MATERIALS PROVIDED:

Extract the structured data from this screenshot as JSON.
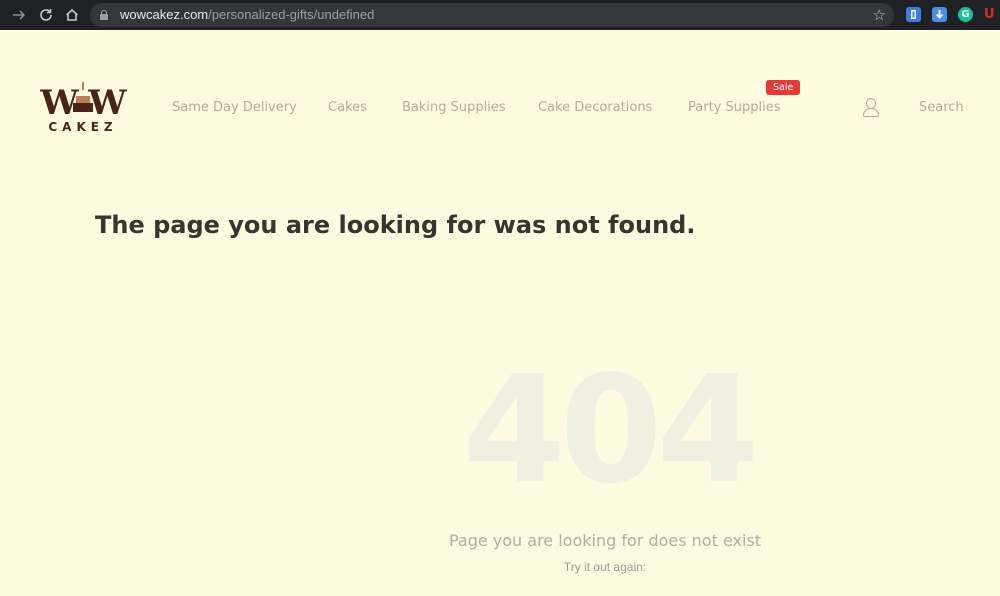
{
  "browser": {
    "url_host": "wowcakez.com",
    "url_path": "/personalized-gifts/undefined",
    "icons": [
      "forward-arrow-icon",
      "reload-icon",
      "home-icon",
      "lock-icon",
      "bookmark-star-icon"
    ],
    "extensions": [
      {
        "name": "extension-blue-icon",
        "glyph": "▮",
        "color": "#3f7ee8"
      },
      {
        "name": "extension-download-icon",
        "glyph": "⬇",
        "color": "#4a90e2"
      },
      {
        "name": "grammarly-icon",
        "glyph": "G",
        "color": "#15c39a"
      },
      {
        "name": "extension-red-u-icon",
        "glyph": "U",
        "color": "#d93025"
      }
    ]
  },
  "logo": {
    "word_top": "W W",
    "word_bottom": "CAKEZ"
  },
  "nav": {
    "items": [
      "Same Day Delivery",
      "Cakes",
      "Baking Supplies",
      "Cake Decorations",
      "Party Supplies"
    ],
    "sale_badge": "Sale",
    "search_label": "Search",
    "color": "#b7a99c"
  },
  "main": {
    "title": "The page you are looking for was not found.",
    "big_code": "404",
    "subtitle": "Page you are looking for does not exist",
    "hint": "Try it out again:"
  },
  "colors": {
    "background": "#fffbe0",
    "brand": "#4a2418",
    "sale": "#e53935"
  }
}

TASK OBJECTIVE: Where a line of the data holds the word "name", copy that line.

RESPONSE TO THE EXERCISE:
        "name": "extension-blue-icon",
        "name": "extension-download-icon",
        "name": "grammarly-icon",
        "name": "extension-red-u-icon",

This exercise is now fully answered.